## Information
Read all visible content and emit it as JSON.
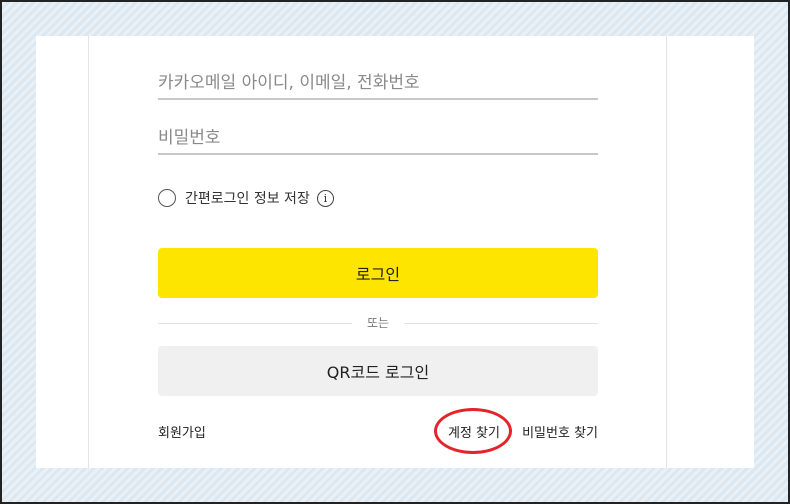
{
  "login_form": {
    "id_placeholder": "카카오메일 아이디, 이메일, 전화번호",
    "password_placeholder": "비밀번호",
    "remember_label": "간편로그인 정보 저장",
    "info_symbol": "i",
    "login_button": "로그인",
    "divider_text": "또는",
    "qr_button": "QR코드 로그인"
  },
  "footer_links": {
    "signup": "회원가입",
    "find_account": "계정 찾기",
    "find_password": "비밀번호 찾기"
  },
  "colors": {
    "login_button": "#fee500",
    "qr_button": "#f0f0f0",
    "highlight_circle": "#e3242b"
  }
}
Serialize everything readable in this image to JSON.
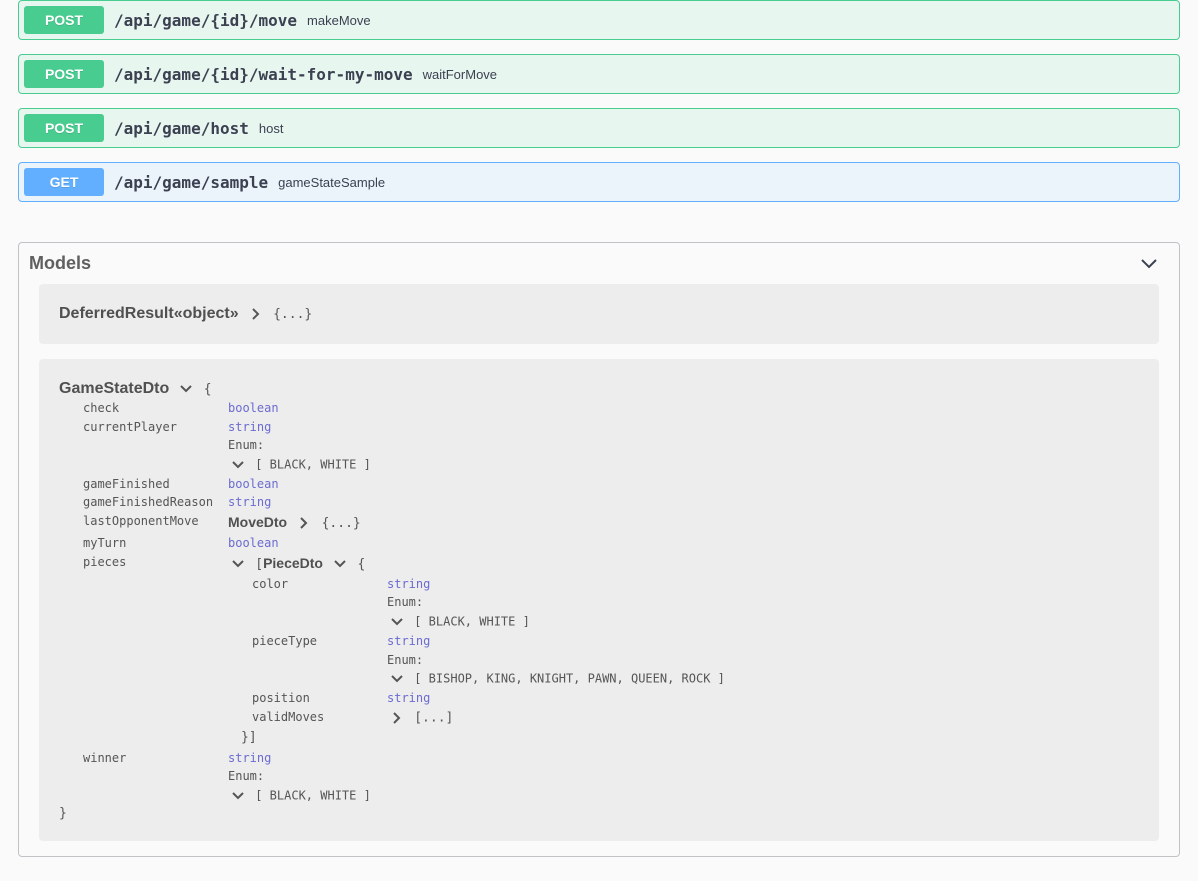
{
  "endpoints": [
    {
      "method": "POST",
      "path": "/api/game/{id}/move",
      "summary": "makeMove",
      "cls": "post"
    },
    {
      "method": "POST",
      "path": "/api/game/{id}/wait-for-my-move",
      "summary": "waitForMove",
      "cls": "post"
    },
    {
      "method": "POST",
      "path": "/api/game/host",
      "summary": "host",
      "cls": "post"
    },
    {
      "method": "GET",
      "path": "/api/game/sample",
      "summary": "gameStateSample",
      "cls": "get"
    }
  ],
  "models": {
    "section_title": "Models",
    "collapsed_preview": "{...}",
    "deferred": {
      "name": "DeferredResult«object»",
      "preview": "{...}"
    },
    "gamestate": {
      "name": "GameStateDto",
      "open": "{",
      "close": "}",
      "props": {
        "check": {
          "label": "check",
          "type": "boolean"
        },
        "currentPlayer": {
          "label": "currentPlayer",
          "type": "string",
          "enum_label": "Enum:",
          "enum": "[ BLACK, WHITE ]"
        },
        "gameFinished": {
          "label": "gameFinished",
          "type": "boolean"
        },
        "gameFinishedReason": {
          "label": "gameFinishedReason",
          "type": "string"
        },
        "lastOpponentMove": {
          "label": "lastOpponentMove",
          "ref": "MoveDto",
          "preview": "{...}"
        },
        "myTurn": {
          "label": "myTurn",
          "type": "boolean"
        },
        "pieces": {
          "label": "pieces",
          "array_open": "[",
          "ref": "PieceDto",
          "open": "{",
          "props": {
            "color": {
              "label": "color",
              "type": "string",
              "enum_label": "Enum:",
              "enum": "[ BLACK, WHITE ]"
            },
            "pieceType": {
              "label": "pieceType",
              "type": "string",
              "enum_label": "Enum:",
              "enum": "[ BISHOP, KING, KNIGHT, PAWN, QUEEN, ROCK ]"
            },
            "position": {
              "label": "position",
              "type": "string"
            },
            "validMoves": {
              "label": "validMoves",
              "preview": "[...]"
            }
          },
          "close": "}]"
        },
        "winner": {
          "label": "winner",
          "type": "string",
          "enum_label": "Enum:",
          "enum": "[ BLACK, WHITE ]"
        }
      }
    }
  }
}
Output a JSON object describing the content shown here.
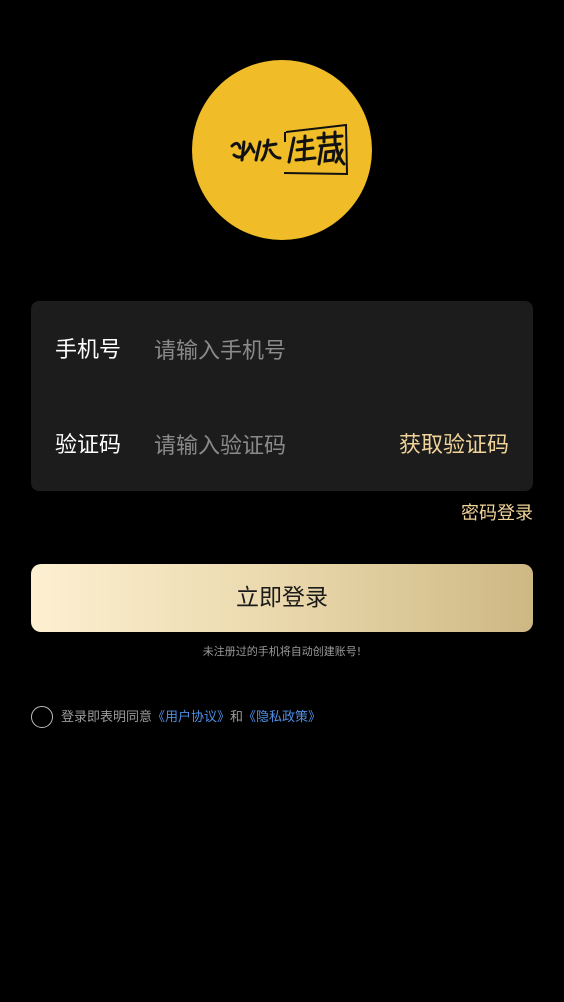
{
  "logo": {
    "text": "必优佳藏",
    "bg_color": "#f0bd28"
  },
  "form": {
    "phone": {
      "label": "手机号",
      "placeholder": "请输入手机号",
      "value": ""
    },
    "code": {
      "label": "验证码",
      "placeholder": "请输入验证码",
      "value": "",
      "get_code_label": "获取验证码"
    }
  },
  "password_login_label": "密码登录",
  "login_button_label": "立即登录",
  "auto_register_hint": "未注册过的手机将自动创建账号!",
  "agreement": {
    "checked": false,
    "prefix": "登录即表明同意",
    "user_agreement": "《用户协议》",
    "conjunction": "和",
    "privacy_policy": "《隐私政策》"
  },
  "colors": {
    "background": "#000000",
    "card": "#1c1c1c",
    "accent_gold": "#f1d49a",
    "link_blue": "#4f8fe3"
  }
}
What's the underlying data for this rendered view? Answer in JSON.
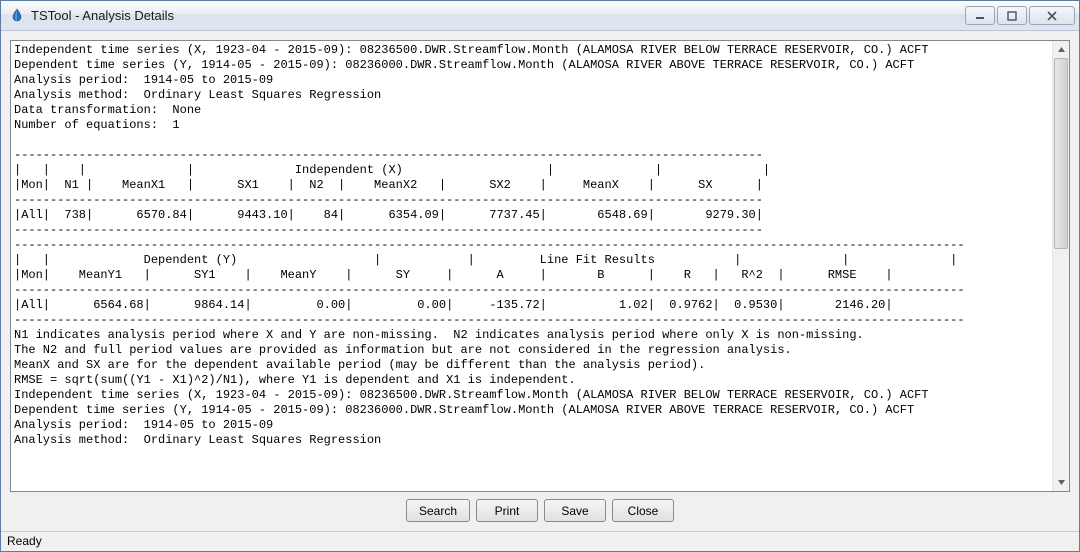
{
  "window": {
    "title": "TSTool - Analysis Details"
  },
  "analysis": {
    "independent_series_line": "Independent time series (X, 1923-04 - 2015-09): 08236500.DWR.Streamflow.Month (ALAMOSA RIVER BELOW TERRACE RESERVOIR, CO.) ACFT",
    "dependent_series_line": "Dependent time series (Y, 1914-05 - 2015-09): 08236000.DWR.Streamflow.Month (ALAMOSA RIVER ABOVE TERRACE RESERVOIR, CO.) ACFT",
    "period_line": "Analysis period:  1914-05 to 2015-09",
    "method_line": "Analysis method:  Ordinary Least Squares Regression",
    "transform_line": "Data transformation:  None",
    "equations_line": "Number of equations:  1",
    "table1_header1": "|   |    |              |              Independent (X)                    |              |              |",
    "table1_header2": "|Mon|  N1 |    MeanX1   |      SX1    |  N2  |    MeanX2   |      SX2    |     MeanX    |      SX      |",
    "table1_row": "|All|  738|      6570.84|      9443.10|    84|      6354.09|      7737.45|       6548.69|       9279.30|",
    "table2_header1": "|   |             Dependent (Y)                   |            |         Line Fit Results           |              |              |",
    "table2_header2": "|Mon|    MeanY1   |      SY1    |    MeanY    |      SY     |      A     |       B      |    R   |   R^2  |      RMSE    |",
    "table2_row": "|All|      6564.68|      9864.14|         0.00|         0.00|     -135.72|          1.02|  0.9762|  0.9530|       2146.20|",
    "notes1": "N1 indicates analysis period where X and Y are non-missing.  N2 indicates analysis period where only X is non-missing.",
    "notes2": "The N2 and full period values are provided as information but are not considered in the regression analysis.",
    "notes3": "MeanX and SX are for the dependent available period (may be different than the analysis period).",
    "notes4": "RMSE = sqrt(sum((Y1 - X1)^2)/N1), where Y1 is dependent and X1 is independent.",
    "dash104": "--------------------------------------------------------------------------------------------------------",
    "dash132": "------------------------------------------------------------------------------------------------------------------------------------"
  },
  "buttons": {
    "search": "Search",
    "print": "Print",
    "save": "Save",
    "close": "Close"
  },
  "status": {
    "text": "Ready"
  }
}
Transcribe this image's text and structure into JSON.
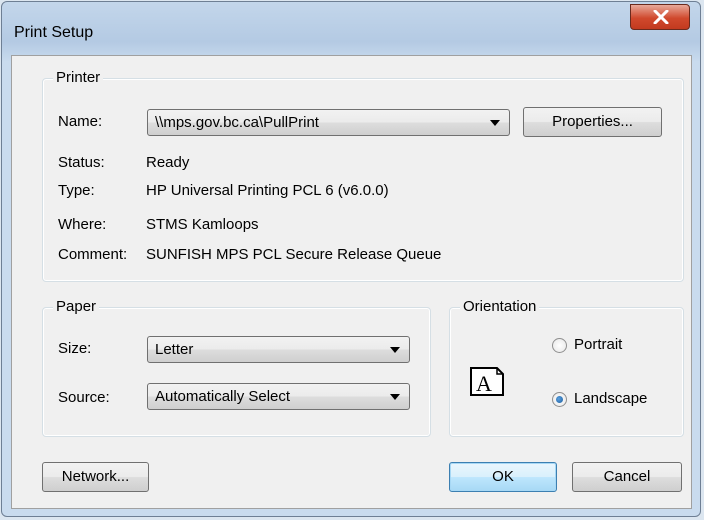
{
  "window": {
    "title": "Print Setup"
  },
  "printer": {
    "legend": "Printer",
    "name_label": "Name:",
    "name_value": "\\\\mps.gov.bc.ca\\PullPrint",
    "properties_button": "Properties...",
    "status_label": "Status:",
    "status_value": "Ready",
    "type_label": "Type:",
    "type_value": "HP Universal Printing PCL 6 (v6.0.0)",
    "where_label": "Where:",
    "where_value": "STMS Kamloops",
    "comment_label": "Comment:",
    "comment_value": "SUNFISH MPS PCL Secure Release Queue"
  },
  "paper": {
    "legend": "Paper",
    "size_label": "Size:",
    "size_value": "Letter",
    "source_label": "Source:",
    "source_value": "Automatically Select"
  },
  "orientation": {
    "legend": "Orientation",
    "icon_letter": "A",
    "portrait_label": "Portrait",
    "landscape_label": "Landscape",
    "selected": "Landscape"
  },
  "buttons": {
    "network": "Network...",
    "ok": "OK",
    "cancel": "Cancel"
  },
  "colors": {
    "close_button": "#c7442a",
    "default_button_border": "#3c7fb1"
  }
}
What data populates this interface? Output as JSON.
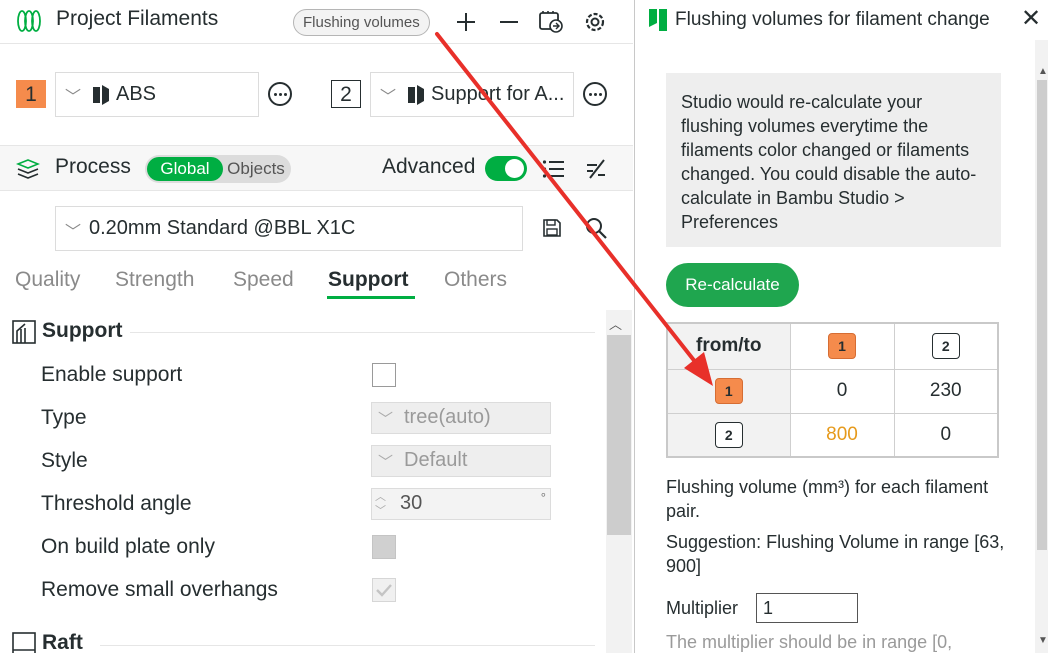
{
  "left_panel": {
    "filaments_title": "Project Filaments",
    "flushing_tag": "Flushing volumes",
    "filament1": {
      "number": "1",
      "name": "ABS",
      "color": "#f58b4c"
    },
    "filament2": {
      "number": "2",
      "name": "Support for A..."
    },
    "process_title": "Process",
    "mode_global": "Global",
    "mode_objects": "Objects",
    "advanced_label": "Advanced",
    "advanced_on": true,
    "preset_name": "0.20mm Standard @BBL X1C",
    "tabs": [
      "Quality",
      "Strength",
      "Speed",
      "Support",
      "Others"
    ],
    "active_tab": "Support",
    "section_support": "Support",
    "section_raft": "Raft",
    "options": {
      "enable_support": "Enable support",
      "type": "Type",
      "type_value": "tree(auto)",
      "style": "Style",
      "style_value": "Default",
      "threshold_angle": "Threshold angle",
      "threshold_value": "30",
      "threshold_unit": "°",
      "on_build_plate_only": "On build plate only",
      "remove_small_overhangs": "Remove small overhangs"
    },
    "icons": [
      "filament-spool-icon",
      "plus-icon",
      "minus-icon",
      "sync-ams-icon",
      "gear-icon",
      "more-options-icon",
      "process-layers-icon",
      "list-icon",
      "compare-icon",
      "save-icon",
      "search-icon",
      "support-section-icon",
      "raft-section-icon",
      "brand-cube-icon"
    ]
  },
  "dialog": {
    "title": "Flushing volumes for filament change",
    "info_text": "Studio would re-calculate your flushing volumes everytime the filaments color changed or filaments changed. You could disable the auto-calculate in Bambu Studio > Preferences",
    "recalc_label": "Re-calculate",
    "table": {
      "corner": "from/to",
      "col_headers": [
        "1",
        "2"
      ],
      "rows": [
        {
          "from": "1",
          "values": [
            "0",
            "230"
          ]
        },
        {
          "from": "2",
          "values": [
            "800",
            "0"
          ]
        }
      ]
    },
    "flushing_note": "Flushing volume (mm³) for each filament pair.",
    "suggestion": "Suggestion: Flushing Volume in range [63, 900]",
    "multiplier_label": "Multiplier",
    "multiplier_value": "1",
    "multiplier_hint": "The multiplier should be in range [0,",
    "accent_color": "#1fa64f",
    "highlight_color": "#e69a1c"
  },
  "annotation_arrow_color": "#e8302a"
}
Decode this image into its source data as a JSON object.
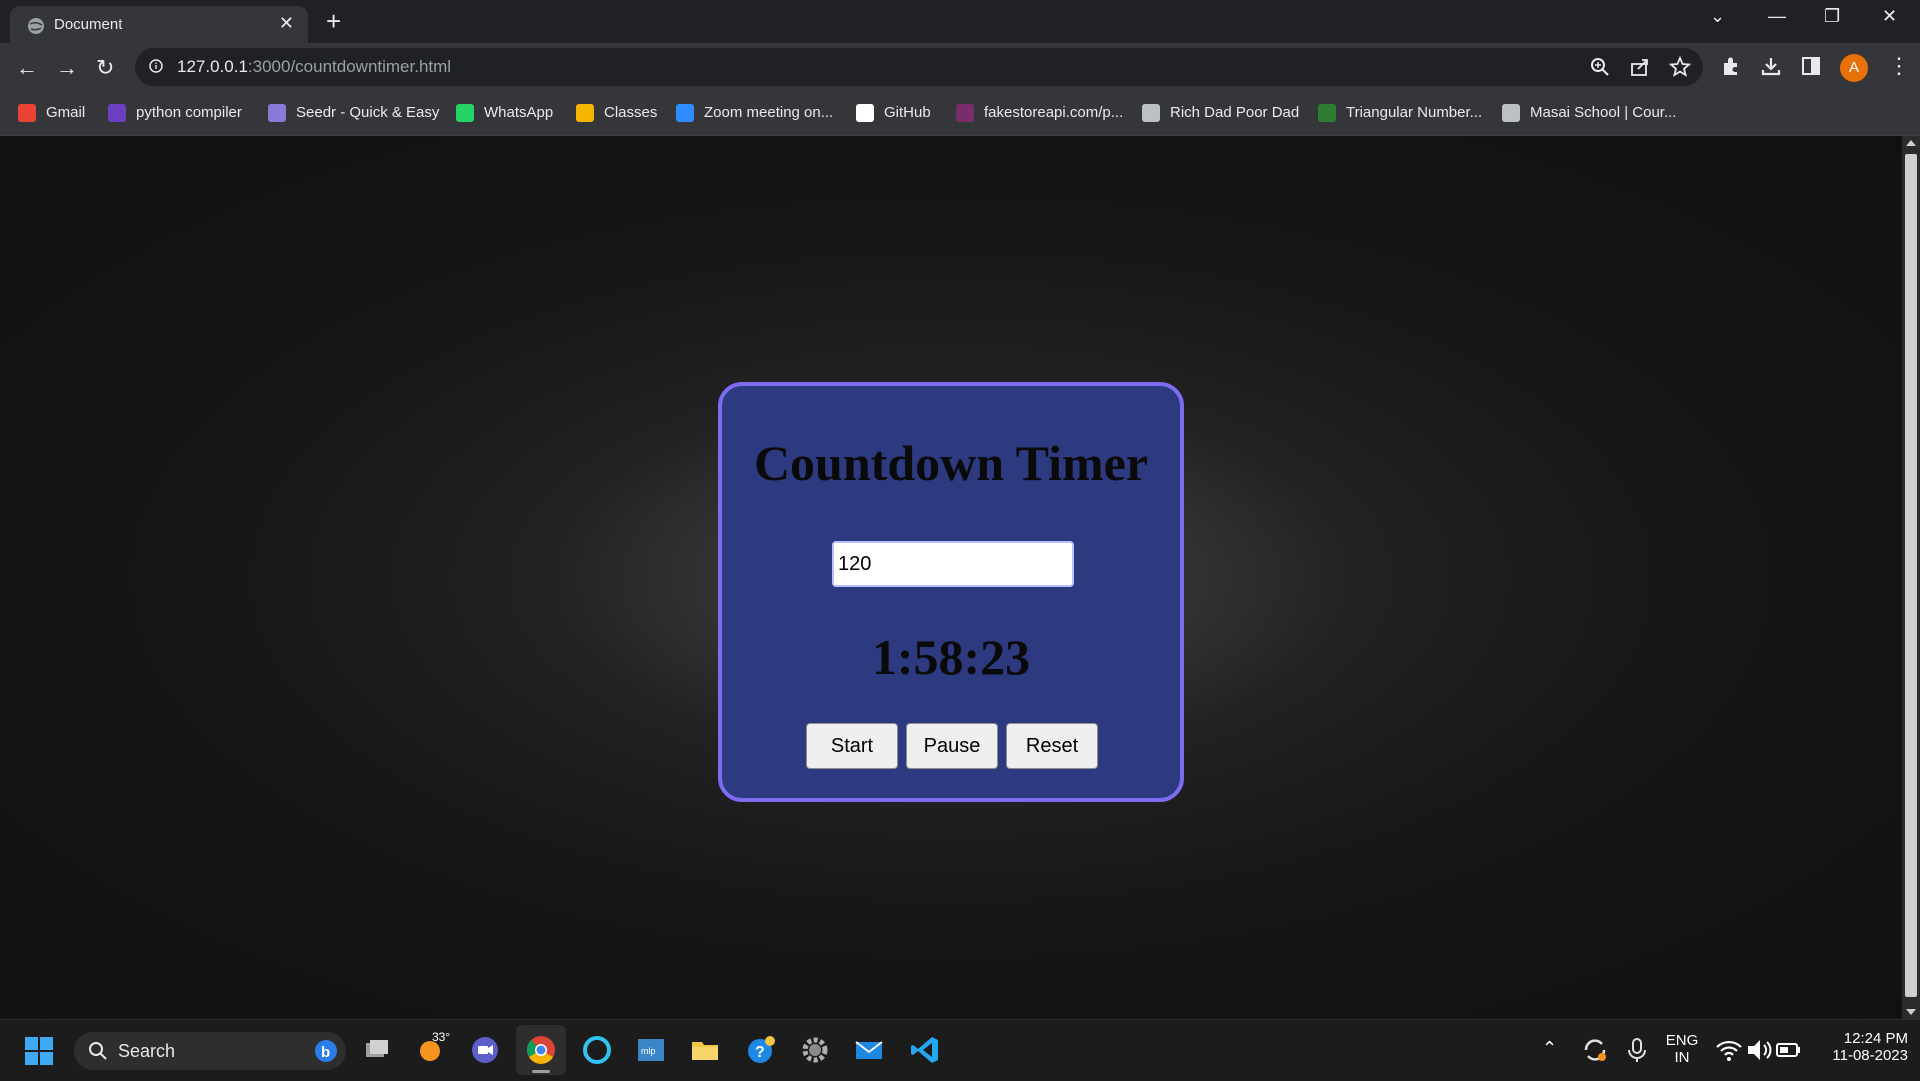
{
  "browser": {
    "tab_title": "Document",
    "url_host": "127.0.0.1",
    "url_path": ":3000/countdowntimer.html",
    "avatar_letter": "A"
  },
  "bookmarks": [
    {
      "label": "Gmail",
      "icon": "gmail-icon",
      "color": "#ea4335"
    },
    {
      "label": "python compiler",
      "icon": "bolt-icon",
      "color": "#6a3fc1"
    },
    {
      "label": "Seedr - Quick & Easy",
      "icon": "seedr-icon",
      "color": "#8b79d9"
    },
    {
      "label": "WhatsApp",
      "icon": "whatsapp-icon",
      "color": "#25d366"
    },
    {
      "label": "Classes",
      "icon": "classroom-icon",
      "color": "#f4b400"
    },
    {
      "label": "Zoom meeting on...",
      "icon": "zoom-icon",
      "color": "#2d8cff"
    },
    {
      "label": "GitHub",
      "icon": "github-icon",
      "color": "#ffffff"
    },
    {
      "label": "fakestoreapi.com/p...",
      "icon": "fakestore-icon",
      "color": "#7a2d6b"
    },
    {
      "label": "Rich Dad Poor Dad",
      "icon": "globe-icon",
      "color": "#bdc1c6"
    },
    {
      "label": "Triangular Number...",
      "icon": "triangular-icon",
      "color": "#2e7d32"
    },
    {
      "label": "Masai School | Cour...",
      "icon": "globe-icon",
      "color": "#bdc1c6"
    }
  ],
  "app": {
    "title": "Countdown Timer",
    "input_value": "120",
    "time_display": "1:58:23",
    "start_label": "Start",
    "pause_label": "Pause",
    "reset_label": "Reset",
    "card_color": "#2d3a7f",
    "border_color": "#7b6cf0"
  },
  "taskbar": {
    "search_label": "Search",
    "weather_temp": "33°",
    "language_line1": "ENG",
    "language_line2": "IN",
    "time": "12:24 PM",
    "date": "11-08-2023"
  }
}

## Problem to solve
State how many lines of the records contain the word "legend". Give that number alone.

## Task result
3